Medical organizations using the room to perform tests, vaccinations, or other procedures are responsible for the clean up and disposal of any medical and/or hazardous waste.
Alcoholic beverages may not be served or consumed in the library.
No smoking is permitted in the library.
All open flames, including the use of candles, are prohibited.
The use of balloons or other non-secured decorations is prohibited in the library.ADA Compliance
The library will comply with the provisions of the Americans With Disabilities Act (ADA) by providing a qualified interpreter or auxiliary aids upon request at least ten days in advance of library-sponsored programs. Outside groups using the meeting room must also comply with ADA. They are responsible for providing qualified interpreters or auxiliary aids upon request.
The 31st season of Writing Out Loud will begin in Fall 2015. Programs begin at 7:30 pm. The Friends of the Library will host a reception following each program which includes a book signing. All programs are free and open to the public.
William Hazelgrove is the best-selling author of eight novels: Ripples, Tobacco Sticks, Mica Highways, Rocket Man, The Pitcher, Real Santa, and the forthcoming books Jackpine and The Pitcher 2. His books have received starred reviews in Publishers Weekly and Booklist, Book of the Month Selections, ALA Editors Choice Awards Junior Library Guild Selections, and been optioned for movies. He was the Ernest Hemingway Writer in Residence, where he wrote in the attic of Ernest Hemingway's birthplace. He has been featured on NPR All Things Considered. He runs a cultural blog, The View from Hemingway's Attic. He lives in Chicago.
Best-selling author Shane Gericke has been held at knifepoint, hit by lightning, and shaken the cold, sweaty hand of Liberace. He was born to write thriller novels! His latest is The Fury, a sweeping novel of global terrorism that's endorsed by such literary superstars as Steve Berry and David Morrell, the creator of Rambo. Tantor Media will release The Fury in trade paperback, eBook, and audio-book on September 4, 2015. Jazzy new versions of Shane's entire backlist--Torn Apart, Cut to the Bone, and Blown Away--will be re-released in eBooks and trade paperback by Mandevilla Press.
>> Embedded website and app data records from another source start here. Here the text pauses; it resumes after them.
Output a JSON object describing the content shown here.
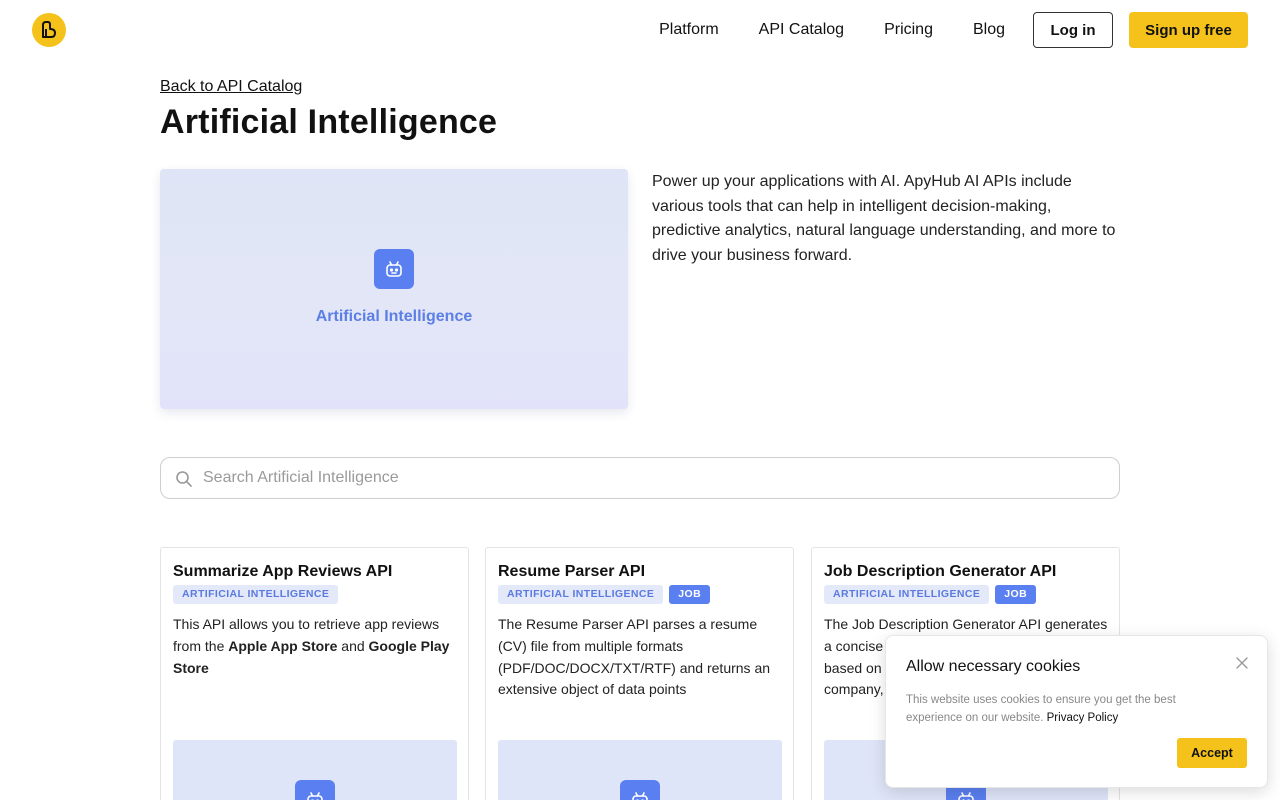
{
  "header": {
    "logo_icon": "apyhub-logo-icon",
    "nav": [
      {
        "label": "Platform"
      },
      {
        "label": "API Catalog"
      },
      {
        "label": "Pricing"
      },
      {
        "label": "Blog"
      }
    ],
    "login_label": "Log in",
    "signup_label": "Sign up free"
  },
  "main": {
    "back_link": "Back to API Catalog",
    "title": "Artificial Intelligence",
    "hero": {
      "icon": "robot-icon",
      "label": "Artificial Intelligence"
    },
    "description": "Power up your applications with AI. ApyHub AI APIs include various tools that can help in intelligent decision-making, predictive analytics, natural language understanding, and more to drive your business forward.",
    "search": {
      "placeholder": "Search Artificial Intelligence",
      "value": ""
    },
    "cards": [
      {
        "title": "Summarize App Reviews API",
        "tags": [
          "ARTIFICIAL INTELLIGENCE"
        ],
        "desc_parts": [
          {
            "text": "This API allows you to retrieve app reviews from the "
          },
          {
            "text": "Apple App Store",
            "bold": true
          },
          {
            "text": " and "
          },
          {
            "text": "Google Play Store",
            "bold": true
          }
        ]
      },
      {
        "title": "Resume Parser API",
        "tags": [
          "ARTIFICIAL INTELLIGENCE",
          "JOB"
        ],
        "desc_parts": [
          {
            "text": "The Resume Parser API parses a resume (CV) file from multiple formats (PDF/DOC/DOCX/TXT/RTF) and returns an extensive object of data points"
          }
        ]
      },
      {
        "title": "Job Description Generator API",
        "tags": [
          "ARTIFICIAL INTELLIGENCE",
          "JOB"
        ],
        "desc_parts": [
          {
            "text": "The Job Description Generator API generates a concise "
          },
          {
            "text": "based on "
          },
          {
            "text": "company, "
          }
        ]
      }
    ]
  },
  "cookie_banner": {
    "title": "Allow necessary cookies",
    "text": "This website uses cookies to ensure you get the best experience on our website. ",
    "link": "Privacy Policy",
    "accept_label": "Accept"
  },
  "colors": {
    "brand_yellow": "#f5c21b",
    "accent_blue": "#5a7ff0",
    "tag_bg": "#e4e9fa"
  }
}
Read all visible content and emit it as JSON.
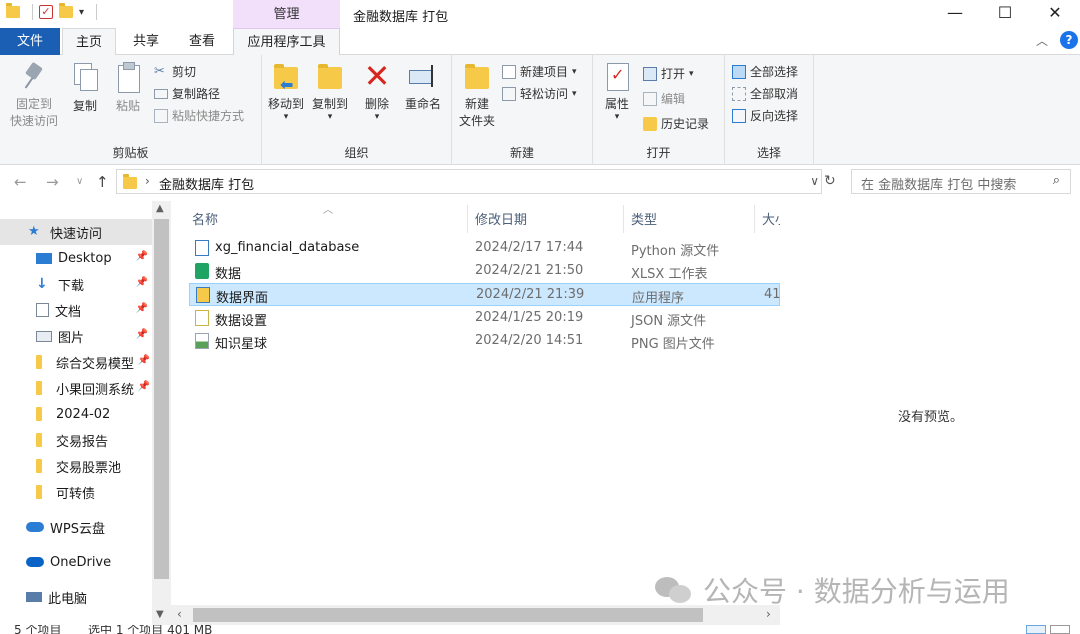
{
  "window": {
    "title": "金融数据库 打包",
    "manage_tab": "管理",
    "minimize": "—",
    "maximize": "☐",
    "close": "✕"
  },
  "tabs": {
    "file": "文件",
    "home": "主页",
    "share": "共享",
    "view": "查看",
    "app_tools": "应用程序工具"
  },
  "ribbon": {
    "clipboard": {
      "label": "剪贴板",
      "pin_line1": "固定到",
      "pin_line2": "快速访问",
      "copy": "复制",
      "paste": "粘贴",
      "cut": "剪切",
      "copy_path": "复制路径",
      "paste_shortcut": "粘贴快捷方式"
    },
    "organize": {
      "label": "组织",
      "move_to": "移动到",
      "copy_to": "复制到",
      "delete": "删除",
      "rename": "重命名"
    },
    "new": {
      "label": "新建",
      "new_folder_line1": "新建",
      "new_folder_line2": "文件夹",
      "new_item": "新建项目",
      "easy_access": "轻松访问"
    },
    "open": {
      "label": "打开",
      "properties": "属性",
      "open": "打开",
      "edit": "编辑",
      "history": "历史记录"
    },
    "select": {
      "label": "选择",
      "select_all": "全部选择",
      "select_none": "全部取消",
      "invert": "反向选择"
    }
  },
  "address": {
    "path": "金融数据库 打包",
    "search_placeholder": "在 金融数据库 打包 中搜索"
  },
  "nav": {
    "items": [
      {
        "label": "快速访问",
        "icon": "star-icon",
        "pinned": false,
        "selected": true
      },
      {
        "label": "Desktop",
        "icon": "desktop-icon",
        "pinned": true
      },
      {
        "label": "下载",
        "icon": "download-icon",
        "pinned": true
      },
      {
        "label": "文档",
        "icon": "document-icon",
        "pinned": true
      },
      {
        "label": "图片",
        "icon": "picture-icon",
        "pinned": true
      },
      {
        "label": "综合交易模型",
        "icon": "folder-icon",
        "pinned": true
      },
      {
        "label": "小果回测系统",
        "icon": "folder-icon",
        "pinned": true
      },
      {
        "label": "2024-02",
        "icon": "folder-icon",
        "pinned": false
      },
      {
        "label": "交易报告",
        "icon": "folder-icon",
        "pinned": false
      },
      {
        "label": "交易股票池",
        "icon": "folder-icon",
        "pinned": false
      },
      {
        "label": "可转债",
        "icon": "folder-icon",
        "pinned": false
      },
      {
        "label": "WPS云盘",
        "icon": "cloud-icon",
        "pinned": false
      },
      {
        "label": "OneDrive",
        "icon": "onedrive-icon",
        "pinned": false
      },
      {
        "label": "此电脑",
        "icon": "computer-icon",
        "pinned": false
      }
    ]
  },
  "files": {
    "columns": {
      "name": "名称",
      "date": "修改日期",
      "type": "类型",
      "size": "大小"
    },
    "rows": [
      {
        "name": "xg_financial_database",
        "date": "2024/2/17 17:44",
        "type": "Python 源文件",
        "size": "",
        "icon": "python-file-icon",
        "icon_color": "#3b7bbf"
      },
      {
        "name": "数据",
        "date": "2024/2/21 21:50",
        "type": "XLSX 工作表",
        "size": "",
        "icon": "xlsx-file-icon",
        "icon_color": "#1fa463"
      },
      {
        "name": "数据界面",
        "date": "2024/2/21 21:39",
        "type": "应用程序",
        "size": "41",
        "icon": "exe-file-icon",
        "icon_color": "#3b7bbf",
        "selected": true
      },
      {
        "name": "数据设置",
        "date": "2024/1/25 20:19",
        "type": "JSON 源文件",
        "size": "",
        "icon": "json-file-icon",
        "icon_color": "#c9b44a"
      },
      {
        "name": "知识星球",
        "date": "2024/2/20 14:51",
        "type": "PNG 图片文件",
        "size": "",
        "icon": "png-file-icon",
        "icon_color": "#5aa05a"
      }
    ]
  },
  "preview": {
    "text": "没有预览。"
  },
  "watermark": {
    "text": "公众号 · 数据分析与运用"
  },
  "status": {
    "count": "5 个项目",
    "selected": "选中 1 个项目  401 MB"
  },
  "colors": {
    "file_tab": "#1a5fb4",
    "manage_tab": "#f2dffa",
    "selection": "#cce8ff"
  }
}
Shane is a No. 1 Kindle bestseller, a national bestseller in print, and his books have been translated into German, Chinese, Turkish, and Slovak, allowing him to correspond with readers around the world. Shane spent two decades as a newspaper editor, most prominently at the Chicago Sun-Times, before turning to fiction. He keeps his hand in nonfiction by writing for digital media.
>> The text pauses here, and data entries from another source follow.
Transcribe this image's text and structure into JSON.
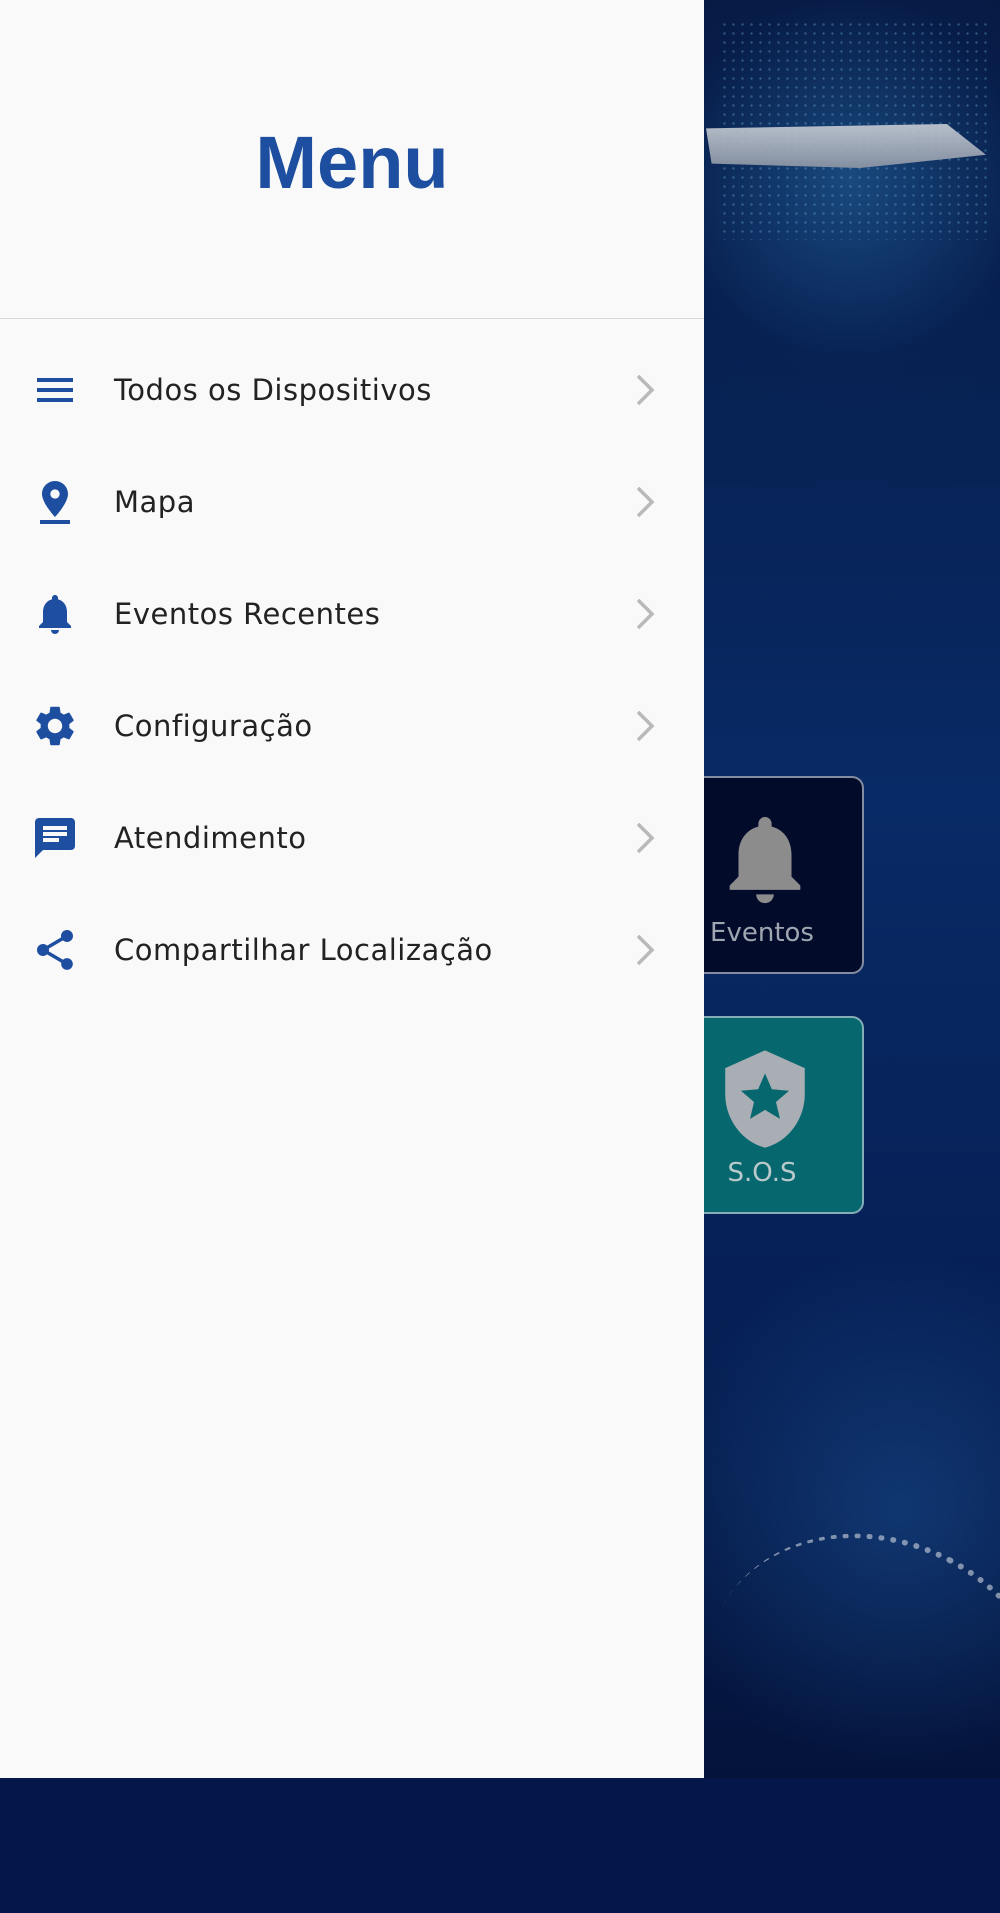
{
  "colors": {
    "accent": "#1e4ea0",
    "drawer_background": "#f9f9f9",
    "chevron": "#b9b9b9",
    "background_screen": "#061f54",
    "sos_card": "#06686e"
  },
  "drawer": {
    "title": "Menu",
    "items": [
      {
        "label": "Todos os Dispositivos",
        "icon": "list-icon"
      },
      {
        "label": "Mapa",
        "icon": "map-pin-icon"
      },
      {
        "label": "Eventos Recentes",
        "icon": "bell-icon"
      },
      {
        "label": "Configuração",
        "icon": "gear-icon"
      },
      {
        "label": "Atendimento",
        "icon": "chat-icon"
      },
      {
        "label": "Compartilhar Localização",
        "icon": "share-icon"
      }
    ]
  },
  "background_screen": {
    "cards": [
      {
        "label": "Eventos",
        "icon": "bell-icon"
      },
      {
        "label": "S.O.S",
        "icon": "shield-star-icon"
      }
    ]
  }
}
Libby Fisher Hellman
Libby Fischer Hellmann writes compulsively readable thrillers. With eleven novels and twenty short stories published, she has also written suspense mysteries, historicals, PI novels, amateur sleuth, police procedurals, and even a cozy mystery. She is a transplant from Washington, D.C. Armed with a Masters Degree in Film Production from New York University, and a BA in history from the University of Pennsylvania, she started her career in broadcast news. She began as an assistant film editor at NBC News in New York. Her newest crime thriller, Nobody’s Child, the fourth Georgia Davis novel, will be released in September, 2015.
Peter Slevin spent a decade on the national staff of The Washington Post before joining Northwestern University¹s Medill School of Journalism, where he is an associate professor. He has written extensively about Barack and Michelle Obama, as well as political campaigns and policy debates from one end of the country to the other. His recent book, Michelle Obama: A Life, was released earlier this year. Slevin graduated from Princeton and Oxford. He lives with his family in Evanston, Illinois.
Call 219-873-3049 for more information. Presented by the Michigan City Public Library Endowment Fund, the Friends of the Library, and patrons of Writing Out Loud.
Each spring and fall, the library, in conjunction with the La Porte County Public Library and Purdue University North Central's Odyssey Cultural Arts Program, sponsors a Film Series. Each season, we screen contemporary foreign and independent American films in the library meeting room. All films are free and open to the public.